Anything for the revolution.
So I was off to the Latino part of my neighborhood in search of the perfect mold. Oich veh! I found one, quite elaborate, costing a minor fortune. Feeling better, I hiked to the grocery to look for dip. Humus, I said to the grocery man; you know, to sawsaw chips. He thought I was insane, looking for humus at a Latin grocery store.
At check out, the cashier said something in rapid Spanish and I went “Sorry?” Then, these hands snaked forward from behind me and pushed my merchandise toward the cashier. It was the man next in line.
Young man: “she said the machine isn’t working so you have to bring the items near her.” Oh, thank you. “Happy new year.” “To you, too, or at least a better one than this terrible old year.” “Old is not terrible. Can I help you with the bag?” “Oh, no, I couldn’t impose…” I could, I could… “Perhaps just to the corner…” “You’re having a party?” “I’m making flan!” “I love flan. Can I come to the party?” Temptation.
The commissar steps forward and brays: HINDE! (No!)

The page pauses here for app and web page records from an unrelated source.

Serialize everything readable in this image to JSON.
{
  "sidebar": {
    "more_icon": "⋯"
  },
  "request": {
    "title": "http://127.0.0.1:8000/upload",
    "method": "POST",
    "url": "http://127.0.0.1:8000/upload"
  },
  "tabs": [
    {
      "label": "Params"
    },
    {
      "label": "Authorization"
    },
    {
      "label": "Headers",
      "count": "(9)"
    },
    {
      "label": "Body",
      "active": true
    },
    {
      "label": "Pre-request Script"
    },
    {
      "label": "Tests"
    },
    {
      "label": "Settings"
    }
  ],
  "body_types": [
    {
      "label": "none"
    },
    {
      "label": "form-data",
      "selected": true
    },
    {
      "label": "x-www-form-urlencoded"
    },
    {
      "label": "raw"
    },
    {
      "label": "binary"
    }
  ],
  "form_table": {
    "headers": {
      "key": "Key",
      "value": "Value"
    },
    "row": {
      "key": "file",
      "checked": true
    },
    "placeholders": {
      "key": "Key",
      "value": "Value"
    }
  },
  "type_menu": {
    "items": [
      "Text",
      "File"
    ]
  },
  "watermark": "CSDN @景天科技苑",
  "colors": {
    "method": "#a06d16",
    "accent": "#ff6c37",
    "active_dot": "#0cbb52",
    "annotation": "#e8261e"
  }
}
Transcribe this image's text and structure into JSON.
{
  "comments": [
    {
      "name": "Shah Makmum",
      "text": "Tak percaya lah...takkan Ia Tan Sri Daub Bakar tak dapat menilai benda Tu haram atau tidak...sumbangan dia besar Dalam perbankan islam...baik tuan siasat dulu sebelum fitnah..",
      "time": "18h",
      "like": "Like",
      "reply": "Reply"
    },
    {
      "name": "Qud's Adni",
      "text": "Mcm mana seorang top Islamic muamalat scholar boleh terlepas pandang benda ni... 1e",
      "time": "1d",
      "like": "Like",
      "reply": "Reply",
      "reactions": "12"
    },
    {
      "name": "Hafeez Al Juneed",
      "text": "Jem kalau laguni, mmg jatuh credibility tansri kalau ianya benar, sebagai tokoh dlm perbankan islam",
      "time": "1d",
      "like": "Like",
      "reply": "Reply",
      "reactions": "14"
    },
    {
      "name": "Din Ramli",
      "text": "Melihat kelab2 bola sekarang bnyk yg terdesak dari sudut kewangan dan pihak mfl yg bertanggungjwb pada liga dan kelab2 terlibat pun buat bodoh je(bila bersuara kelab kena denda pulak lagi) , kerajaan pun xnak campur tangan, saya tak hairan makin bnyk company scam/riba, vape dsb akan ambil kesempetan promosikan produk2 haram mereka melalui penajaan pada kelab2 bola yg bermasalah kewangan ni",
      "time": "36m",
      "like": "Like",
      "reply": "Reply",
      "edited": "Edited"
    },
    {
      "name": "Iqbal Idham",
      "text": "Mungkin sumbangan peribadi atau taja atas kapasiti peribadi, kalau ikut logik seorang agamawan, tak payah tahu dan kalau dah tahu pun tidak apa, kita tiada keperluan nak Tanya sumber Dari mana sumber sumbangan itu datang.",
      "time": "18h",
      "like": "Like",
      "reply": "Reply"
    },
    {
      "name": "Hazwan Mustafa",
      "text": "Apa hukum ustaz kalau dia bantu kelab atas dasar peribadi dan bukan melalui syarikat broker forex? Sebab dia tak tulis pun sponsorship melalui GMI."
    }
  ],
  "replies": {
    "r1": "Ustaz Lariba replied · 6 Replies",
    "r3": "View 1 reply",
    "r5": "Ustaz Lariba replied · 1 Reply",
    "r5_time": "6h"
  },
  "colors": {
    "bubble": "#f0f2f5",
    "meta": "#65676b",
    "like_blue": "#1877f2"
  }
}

So I make flan in solitude. Caramelize the sugar (no water); separate the egg yolks (only organic), beat them lightly; mix evap milk, condensed milk, orange and vanilla extracts and add a pinch of saffron which costs half my monthly surplus value, place the filled mold into another pan with an inch of water, bake at 325 degrees. And wait. And wait. And wait – through three episodes of the TV show Battlestar Galactica. It won’t solidify! Wrong mold! I tore hair off my scalp. At 4 a.m., it finally settled down to a golden gelatinous solidity. Place it in the fridge.
The next day, having barely wiped sleep off my face, I placed a plate carefully over the mold, held plate firmly, slipped a hand under the mold and inverted the flan.
Vive la revolucion!